Fredon Township in Sussex County, New Jersey — The American Northeast (Mid-Atlantic)
Yellow Frame Presbyterian Church
American Presbyterian and Reformed Historical Site
Erected 2008 by Sussex County Board of Chosen Freeholders and Sussex County Historic Marker Committee. (Marker Number 361.)
Marker series. This marker is included in the New Jersey, Sussex County Board of Chosen Freeholders marker series.
Location. 40° 59.737′ N, 74° 51.594′ W. Marker is in Fredon Township, New Jersey, in Sussex County. Marker is on Yellow Frame Road near New Jersey Route 94. Touch for map. Located just off Route 94 North at the border of Sussex and Warren Counties; marker is located on the lawn of the church grounds. Marker is in this post office area: Newton NJ 07860, United States of America.
Other nearby markers. At least 8 other markers are within 6 miles of this marker, measured as the crow Logg Gaol (approx. 2.4 miles away); Johnsonburg (approx. 2½ miles away); Casper Shafer (approx. 2.8 miles away); Fredon (approx. 3½ miles away); Thomas Woolverton's Tavern (approx. 4.4 miles away); First Presbyterian Church of Blairstown (approx. 5.2 miles away); Simeon Cook Residence (approx. 5.2 miles away); Dr. John C. Johnson Residence (approx. 5.2 miles away).
Regarding Yellow Frame Presbyterian Church. The First Presbyterian Church of Upper Hardwick is one of 445 American Presbyterian and Reformed Historical Sites registered between 1973 and 2003 by the Presbyterian Historical Society (PHS), headquartered in Philadelphia. Approved sites received a metal plaque featuring John Calvin’s seal and the site’s registry number (PHS marker location unknown).
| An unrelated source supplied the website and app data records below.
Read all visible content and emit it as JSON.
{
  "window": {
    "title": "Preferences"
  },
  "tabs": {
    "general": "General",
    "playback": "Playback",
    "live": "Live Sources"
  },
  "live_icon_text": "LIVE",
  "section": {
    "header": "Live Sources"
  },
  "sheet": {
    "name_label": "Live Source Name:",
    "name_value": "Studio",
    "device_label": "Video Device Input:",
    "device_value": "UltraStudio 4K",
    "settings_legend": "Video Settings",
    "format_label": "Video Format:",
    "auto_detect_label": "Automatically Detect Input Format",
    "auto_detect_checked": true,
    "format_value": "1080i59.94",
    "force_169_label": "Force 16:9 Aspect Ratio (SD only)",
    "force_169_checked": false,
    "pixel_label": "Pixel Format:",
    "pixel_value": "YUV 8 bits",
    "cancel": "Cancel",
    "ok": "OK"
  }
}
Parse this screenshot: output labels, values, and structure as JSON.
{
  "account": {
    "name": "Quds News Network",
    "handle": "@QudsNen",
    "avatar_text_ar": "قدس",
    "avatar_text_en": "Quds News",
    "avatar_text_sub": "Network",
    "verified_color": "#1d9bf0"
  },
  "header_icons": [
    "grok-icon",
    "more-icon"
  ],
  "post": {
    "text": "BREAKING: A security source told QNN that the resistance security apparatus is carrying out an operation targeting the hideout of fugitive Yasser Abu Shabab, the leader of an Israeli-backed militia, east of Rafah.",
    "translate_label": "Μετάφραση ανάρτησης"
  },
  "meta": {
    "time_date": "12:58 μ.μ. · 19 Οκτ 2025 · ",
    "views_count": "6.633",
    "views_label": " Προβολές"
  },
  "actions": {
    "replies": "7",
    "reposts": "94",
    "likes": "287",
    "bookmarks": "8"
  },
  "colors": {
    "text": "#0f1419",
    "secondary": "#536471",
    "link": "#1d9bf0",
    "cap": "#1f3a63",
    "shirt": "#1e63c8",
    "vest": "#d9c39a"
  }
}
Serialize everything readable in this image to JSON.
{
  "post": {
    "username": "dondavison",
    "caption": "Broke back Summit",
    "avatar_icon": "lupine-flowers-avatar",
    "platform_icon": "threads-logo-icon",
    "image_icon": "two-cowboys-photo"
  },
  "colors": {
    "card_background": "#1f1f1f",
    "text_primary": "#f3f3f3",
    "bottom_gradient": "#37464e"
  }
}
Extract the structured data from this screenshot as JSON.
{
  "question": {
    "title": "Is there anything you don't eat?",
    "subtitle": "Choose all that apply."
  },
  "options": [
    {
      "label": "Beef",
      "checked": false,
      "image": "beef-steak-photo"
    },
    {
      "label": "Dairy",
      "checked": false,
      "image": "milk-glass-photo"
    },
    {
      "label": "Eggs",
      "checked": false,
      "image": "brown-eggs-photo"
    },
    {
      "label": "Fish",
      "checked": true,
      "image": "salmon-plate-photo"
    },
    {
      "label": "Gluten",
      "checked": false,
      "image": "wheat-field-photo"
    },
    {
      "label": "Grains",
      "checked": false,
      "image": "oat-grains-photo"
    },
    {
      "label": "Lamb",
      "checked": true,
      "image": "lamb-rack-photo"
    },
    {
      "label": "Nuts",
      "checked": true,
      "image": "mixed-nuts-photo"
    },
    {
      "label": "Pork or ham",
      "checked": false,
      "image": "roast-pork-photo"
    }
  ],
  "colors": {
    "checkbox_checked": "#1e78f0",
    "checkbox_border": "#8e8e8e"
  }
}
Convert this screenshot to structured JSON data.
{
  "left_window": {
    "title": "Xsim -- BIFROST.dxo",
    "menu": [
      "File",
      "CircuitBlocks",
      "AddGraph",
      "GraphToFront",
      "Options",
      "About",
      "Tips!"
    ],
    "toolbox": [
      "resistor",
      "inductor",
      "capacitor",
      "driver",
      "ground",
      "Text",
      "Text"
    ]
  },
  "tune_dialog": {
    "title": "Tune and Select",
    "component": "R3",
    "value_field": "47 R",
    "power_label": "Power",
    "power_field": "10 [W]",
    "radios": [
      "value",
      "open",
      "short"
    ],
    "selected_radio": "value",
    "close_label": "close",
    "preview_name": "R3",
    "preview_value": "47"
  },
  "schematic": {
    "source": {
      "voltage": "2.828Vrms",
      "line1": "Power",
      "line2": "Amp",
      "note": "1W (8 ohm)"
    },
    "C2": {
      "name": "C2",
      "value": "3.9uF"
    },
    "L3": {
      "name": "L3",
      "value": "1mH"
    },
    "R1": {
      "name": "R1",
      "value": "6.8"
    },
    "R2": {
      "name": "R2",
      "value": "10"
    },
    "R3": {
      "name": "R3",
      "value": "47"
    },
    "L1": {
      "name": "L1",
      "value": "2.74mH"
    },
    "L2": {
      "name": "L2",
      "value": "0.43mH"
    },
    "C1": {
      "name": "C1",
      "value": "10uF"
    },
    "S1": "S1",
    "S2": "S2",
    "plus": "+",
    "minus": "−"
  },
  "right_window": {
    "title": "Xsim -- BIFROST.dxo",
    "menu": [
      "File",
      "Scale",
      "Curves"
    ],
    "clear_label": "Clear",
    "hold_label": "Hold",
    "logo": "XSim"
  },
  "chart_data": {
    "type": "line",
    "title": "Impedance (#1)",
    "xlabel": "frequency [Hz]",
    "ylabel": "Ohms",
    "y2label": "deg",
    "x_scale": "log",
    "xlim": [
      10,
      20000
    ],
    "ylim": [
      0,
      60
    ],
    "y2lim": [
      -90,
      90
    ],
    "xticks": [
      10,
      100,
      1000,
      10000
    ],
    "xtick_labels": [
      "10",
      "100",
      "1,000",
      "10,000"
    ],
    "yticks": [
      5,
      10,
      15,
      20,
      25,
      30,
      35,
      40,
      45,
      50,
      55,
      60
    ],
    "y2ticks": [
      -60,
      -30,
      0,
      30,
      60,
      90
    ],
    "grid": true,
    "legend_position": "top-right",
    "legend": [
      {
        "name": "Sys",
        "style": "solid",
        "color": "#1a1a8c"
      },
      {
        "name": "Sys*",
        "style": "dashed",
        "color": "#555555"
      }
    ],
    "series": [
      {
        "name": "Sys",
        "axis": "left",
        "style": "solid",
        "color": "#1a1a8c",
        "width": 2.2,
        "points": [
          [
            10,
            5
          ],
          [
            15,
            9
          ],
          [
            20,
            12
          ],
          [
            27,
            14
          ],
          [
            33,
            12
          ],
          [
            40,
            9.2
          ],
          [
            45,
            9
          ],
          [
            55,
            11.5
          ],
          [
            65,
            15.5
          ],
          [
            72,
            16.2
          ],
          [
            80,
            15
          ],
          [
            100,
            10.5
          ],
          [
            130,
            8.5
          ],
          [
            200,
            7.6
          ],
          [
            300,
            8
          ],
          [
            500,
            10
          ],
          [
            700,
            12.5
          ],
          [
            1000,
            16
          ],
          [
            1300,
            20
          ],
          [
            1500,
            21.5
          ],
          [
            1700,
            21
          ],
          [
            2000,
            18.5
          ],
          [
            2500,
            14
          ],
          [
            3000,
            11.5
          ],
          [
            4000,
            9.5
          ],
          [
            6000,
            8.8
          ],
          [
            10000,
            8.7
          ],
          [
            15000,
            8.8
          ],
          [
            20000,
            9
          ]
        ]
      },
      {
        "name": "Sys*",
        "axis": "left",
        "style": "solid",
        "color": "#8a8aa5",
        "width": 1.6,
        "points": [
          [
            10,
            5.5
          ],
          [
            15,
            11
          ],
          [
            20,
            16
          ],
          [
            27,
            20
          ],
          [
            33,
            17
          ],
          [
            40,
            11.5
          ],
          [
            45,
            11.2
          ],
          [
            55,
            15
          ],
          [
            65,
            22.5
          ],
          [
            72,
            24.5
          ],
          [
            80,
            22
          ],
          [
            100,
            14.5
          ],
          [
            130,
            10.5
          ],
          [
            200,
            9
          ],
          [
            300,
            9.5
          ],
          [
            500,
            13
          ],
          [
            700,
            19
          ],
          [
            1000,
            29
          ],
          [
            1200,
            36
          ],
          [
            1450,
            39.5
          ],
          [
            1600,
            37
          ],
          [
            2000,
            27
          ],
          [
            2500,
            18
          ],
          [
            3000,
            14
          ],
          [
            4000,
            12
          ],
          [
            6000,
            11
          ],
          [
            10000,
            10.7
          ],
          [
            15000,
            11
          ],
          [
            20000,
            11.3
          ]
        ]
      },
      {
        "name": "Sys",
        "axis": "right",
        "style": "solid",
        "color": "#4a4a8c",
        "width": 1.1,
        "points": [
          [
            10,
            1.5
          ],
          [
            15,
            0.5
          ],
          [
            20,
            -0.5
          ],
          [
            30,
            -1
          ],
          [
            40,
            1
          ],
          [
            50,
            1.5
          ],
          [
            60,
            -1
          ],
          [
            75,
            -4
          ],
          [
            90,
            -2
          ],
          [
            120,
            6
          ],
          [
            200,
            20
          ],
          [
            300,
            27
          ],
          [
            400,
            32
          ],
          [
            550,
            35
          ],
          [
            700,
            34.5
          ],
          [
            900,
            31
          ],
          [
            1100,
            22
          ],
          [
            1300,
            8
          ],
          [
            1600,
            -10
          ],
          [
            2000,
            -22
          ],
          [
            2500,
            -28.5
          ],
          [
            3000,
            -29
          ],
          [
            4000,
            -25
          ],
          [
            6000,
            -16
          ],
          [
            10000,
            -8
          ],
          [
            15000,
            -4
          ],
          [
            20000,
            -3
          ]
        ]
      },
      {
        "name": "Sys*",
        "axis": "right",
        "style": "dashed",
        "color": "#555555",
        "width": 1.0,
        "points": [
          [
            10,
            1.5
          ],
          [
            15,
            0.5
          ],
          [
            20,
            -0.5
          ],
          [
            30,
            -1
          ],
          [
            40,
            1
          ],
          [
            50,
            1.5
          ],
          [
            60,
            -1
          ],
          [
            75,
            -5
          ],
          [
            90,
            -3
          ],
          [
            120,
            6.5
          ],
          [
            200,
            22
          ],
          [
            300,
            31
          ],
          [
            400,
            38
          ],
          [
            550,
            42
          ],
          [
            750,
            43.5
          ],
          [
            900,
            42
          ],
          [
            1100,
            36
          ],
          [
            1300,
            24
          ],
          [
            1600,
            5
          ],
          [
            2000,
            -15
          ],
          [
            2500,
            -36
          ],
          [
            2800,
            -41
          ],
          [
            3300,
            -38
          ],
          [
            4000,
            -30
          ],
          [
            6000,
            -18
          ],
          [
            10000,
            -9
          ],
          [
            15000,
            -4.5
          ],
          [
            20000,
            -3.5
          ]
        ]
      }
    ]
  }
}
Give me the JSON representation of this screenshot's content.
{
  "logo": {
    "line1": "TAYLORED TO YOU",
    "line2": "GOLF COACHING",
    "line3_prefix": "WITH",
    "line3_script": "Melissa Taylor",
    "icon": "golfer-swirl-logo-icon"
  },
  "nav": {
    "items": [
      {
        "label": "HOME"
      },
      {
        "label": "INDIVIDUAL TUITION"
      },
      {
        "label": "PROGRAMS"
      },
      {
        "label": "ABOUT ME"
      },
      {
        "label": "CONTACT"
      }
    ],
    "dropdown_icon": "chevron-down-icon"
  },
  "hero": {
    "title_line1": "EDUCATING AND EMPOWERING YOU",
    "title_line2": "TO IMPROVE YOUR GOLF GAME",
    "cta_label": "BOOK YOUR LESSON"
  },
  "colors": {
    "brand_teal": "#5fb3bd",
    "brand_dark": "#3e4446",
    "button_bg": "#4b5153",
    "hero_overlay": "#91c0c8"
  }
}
The following text is taken from the Presbyterian Historical Society website:
All that remains of the original First Presbyterian Church of Upper Hardwick is the original cemetery, which straddles Dark Moon Road. Sometime between 1750 and 1763 Presbyterian settlers of northwestern New Jersey built a log church. It was the first Presbyterian church in the region. After the Revolutionary War, the area’s mineral wealth led to an expanding population and the need for a new church. The congregation moved to Shaw’s Lane, north of
Categories. • Churches & Religion • Notable Buildings • Settlements & Settlers •
Credits. This page was last revised on September 6, 2018. This page originally submitted on February 8, 2010, by Cheryl (Rome) Thom of Newton, New Jersey. This page has been viewed 1,167 times since then and 33 times this year. Last updated on August 22, 2018, by Douglass Halvorsen of Klamath Falls, Oregon. Photos: 1. submitted on February 8, 2010, by Cheryl (Rome) Thom of Newton, New Jersey. 2, 3, 4, 5, 6, 7, 8. submitted on June 2, 2010, by Cheryl (Rome) Thom of Newton, New Jersey. • Bill Pfingsten was the editor who published this page.